- Police violence has been a simmering issue, one that embarrasses Minnesotans (and is therefore too often ignored). Adding to the tension here is that, prior to Floyd, a black man named Philandro Castile was shot in his car by a Hispanic-American officer in 2016 in what was apparently an unjustified use of force. The officer was acquitted of all charges. Then, a year later, an Australian white woman, Justine Damond, was shot and killed by a black (Somali) officer after she called them to report a disturbance. In that case, the officer was prosecuted and convicted. As one person said, “So that fuse has been burning for a long time.”
- An interesting side note re: social media in the modern age: Son James’s neighborhood is about 10 blocks south of the Lake Street/Minnehaha intersection you saw on TV (Target looted, Precinct house burned). The great majority of the area surrounding the rioting is residential. On Thursday night, people were cautious, but there was no activity in the residential areas. On Friday, the decision not to use the Nat. Guard left the neighborhood fearful. The neighborhood (about 20 contiguous blocks) has a website/facebook page. That became a nexus for arranging a community meeting, advising calm, safety advice (all lights on all the time; stay inside because Nat. Guard will be patrolling, etc.). On Saturday, it became the source of continuous reporting of activities near the neighborhood.
A long-winded report, but—bottom line—the violence seems to have diminished here, but it has added another stone on the cart we’re all dragging right now.
A couple of thoughts to further the discussion:
It’s no surprise that Minnesota hasn’t managed to escape the US’s original sin of racially defined theft and violence. As long as we leave the culture of policing intact, it never will. The murder of George Floyd has sparked protests in 46 states (so far), so this clearly isn’t just us out here. Every city of significant size has its awful stories because these kinds of events are inherent in the origin of the police in America: slavery.
Even out here, far from the time and place of whips and chattel slaves, the mentality it fostered was source for early police departments who looked to the south to recruit their first cops. Racism was and is a central tenet of American Policing. There are a great deal historical studies showing the deep ties, but here’s a particularly good one: https://gen.medium.com/slavery-and-the-origins-of-the-american-police-state-ec318f5ff05b
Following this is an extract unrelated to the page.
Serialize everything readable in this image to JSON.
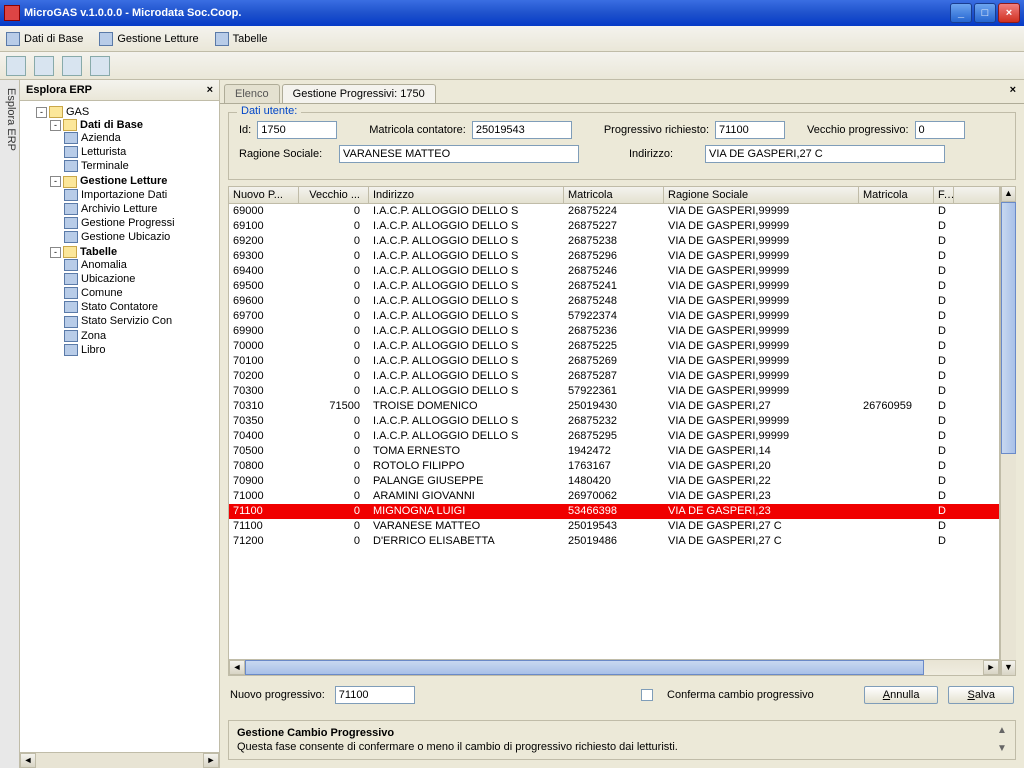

César — Thanks for your lucid words, heartfelt and gracious, and an article much worth reading.
The link provided above to gen.medium is a great read. Shocking, jarring, true — the kind of truth that makes you, at first, resist it.